:: Work task ::
Give back the line below containing "Give me the" and every later line, exactly.

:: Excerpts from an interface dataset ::
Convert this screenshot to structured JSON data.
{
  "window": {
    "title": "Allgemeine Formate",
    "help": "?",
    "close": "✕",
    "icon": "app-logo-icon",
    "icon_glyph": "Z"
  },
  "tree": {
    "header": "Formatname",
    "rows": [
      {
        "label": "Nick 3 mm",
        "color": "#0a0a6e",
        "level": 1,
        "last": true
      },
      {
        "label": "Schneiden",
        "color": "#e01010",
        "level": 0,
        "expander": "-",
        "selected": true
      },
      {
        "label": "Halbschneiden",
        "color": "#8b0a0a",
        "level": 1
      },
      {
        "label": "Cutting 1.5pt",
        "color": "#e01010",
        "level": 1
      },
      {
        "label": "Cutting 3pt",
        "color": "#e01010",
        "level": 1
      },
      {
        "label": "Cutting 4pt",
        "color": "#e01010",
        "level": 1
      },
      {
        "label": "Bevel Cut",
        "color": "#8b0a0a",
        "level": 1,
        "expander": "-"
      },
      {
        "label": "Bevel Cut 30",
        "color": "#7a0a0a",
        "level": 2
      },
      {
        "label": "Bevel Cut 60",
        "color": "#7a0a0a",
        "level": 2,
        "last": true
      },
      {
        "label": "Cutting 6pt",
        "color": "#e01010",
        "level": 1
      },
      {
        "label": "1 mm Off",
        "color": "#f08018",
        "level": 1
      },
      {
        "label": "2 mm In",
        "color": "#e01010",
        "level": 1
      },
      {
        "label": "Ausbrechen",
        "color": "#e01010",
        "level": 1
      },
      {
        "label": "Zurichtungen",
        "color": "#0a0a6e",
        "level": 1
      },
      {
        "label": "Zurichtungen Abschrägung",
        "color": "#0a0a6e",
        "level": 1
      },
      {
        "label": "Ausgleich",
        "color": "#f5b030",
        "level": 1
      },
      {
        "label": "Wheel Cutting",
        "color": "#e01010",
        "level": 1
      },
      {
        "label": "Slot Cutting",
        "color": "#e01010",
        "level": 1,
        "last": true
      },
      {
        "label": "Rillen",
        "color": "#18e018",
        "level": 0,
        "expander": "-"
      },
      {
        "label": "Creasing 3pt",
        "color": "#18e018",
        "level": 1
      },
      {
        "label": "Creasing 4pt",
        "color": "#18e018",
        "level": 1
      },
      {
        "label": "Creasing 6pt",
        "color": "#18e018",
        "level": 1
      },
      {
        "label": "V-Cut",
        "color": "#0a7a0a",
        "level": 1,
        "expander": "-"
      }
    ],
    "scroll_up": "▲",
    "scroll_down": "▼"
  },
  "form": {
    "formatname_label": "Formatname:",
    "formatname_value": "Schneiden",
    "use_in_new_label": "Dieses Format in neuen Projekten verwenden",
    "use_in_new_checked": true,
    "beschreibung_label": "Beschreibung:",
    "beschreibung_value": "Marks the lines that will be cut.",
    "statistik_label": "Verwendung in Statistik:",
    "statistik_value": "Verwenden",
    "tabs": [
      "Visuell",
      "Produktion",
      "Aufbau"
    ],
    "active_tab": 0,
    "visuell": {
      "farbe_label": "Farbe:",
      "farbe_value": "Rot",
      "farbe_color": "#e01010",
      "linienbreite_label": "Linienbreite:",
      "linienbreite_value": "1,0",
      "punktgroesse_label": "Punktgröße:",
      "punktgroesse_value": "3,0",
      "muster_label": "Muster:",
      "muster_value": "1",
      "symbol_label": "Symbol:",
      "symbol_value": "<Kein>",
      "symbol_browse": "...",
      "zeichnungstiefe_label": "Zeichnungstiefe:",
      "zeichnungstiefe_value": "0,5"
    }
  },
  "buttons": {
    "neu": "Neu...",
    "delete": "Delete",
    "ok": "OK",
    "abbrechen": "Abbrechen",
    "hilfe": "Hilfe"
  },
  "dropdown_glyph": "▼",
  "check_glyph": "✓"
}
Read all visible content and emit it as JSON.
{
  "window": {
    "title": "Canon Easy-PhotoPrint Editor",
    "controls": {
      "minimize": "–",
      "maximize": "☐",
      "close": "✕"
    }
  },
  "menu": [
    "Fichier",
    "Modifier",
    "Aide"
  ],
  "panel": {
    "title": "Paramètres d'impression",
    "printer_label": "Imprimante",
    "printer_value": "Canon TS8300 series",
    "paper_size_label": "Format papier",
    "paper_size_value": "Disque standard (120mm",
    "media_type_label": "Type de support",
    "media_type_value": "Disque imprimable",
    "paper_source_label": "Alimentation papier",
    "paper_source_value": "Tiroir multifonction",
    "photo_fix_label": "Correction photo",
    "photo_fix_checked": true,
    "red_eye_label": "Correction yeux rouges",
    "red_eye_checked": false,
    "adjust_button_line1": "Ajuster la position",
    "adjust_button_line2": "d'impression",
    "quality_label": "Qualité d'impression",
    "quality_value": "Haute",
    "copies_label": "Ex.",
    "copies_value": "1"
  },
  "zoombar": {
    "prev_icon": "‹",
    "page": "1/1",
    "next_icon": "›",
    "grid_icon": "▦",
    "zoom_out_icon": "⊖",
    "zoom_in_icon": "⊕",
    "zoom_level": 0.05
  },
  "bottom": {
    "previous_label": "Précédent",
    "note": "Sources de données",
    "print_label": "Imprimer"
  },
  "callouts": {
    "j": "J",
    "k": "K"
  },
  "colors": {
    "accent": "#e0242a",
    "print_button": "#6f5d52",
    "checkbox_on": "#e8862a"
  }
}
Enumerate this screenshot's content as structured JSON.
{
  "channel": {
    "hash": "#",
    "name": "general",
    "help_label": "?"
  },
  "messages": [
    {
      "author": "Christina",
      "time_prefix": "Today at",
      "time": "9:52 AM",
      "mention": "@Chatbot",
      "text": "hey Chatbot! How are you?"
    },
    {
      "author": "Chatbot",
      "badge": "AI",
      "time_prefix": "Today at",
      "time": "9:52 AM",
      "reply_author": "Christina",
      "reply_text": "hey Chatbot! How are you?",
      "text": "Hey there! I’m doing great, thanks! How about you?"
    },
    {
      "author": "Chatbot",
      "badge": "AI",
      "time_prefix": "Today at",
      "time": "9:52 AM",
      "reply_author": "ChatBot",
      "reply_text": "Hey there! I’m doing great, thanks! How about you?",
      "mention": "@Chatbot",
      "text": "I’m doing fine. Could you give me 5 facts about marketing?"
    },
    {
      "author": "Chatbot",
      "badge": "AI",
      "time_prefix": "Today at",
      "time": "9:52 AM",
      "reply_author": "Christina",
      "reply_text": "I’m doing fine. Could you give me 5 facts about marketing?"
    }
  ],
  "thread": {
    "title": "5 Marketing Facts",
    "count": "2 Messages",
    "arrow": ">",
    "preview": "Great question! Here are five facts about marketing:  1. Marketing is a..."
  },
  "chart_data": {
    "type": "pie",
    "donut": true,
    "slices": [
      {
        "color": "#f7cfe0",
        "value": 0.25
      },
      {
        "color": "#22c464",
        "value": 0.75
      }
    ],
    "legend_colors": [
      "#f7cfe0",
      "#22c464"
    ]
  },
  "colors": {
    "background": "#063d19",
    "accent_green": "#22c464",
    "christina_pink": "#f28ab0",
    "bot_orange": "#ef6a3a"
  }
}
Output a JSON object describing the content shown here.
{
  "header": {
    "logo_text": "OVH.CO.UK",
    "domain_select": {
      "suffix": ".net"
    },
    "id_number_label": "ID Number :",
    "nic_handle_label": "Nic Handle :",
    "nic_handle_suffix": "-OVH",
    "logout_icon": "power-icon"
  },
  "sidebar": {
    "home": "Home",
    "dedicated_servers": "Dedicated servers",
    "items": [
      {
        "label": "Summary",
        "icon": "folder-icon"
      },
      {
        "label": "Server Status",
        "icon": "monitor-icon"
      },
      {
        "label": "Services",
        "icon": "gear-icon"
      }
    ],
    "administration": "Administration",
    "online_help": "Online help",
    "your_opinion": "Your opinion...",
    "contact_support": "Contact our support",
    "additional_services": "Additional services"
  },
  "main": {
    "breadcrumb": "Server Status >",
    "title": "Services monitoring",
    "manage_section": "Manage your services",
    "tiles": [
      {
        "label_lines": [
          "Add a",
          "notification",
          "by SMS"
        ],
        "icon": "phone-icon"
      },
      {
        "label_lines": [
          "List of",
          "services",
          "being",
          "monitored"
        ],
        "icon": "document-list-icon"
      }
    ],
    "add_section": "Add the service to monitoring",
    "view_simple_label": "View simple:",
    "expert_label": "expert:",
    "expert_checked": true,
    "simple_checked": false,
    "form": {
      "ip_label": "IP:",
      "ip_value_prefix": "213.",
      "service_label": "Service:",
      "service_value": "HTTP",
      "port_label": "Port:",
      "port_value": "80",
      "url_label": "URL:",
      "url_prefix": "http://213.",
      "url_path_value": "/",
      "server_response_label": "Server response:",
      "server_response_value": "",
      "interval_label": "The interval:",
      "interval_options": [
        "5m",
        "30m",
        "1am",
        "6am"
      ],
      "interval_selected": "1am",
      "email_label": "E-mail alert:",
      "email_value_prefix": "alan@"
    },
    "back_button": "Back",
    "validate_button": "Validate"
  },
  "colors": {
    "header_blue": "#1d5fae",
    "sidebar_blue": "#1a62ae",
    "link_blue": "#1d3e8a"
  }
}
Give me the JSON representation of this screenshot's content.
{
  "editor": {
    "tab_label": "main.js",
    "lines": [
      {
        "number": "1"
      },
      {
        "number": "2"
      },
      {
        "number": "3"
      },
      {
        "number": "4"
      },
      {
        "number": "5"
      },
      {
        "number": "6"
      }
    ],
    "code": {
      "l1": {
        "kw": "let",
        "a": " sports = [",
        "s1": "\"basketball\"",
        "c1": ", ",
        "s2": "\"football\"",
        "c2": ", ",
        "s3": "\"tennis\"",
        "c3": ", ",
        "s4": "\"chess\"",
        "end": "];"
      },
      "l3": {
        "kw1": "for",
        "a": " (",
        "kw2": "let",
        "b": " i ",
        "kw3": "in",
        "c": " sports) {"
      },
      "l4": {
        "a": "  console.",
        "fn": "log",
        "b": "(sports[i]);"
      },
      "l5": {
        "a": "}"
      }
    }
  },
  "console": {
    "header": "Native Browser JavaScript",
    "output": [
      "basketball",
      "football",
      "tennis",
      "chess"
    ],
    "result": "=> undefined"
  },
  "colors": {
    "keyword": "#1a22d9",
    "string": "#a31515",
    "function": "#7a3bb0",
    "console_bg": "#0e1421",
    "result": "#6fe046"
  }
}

:: Problem solution ::
Give me the JSON representation of this screenshot's content.
{
  "editor": {
    "tab_label": "main.js",
    "lines": [
      {
        "number": "1"
      },
      {
        "number": "2"
      },
      {
        "number": "3"
      },
      {
        "number": "4"
      },
      {
        "number": "5"
      },
      {
        "number": "6"
      }
    ],
    "code": {
      "l1": {
        "kw": "let",
        "a": " sports = [",
        "s1": "\"basketball\"",
        "c1": ", ",
        "s2": "\"football\"",
        "c2": ", ",
        "s3": "\"tennis\"",
        "c3": ", ",
        "s4": "\"chess\"",
        "end": "];"
      },
      "l3": {
        "kw1": "for",
        "a": " (",
        "kw2": "let",
        "b": " i ",
        "kw3": "in",
        "c": " sports) {"
      },
      "l4": {
        "a": "  console.",
        "fn": "log",
        "b": "(sports[i]);"
      },
      "l5": {
        "a": "}"
      }
    }
  },
  "console": {
    "header": "Native Browser JavaScript",
    "output": [
      "basketball",
      "football",
      "tennis",
      "chess"
    ],
    "result": "=> undefined"
  },
  "colors": {
    "keyword": "#1a22d9",
    "string": "#a31515",
    "function": "#7a3bb0",
    "console_bg": "#0e1421",
    "result": "#6fe046"
  }
}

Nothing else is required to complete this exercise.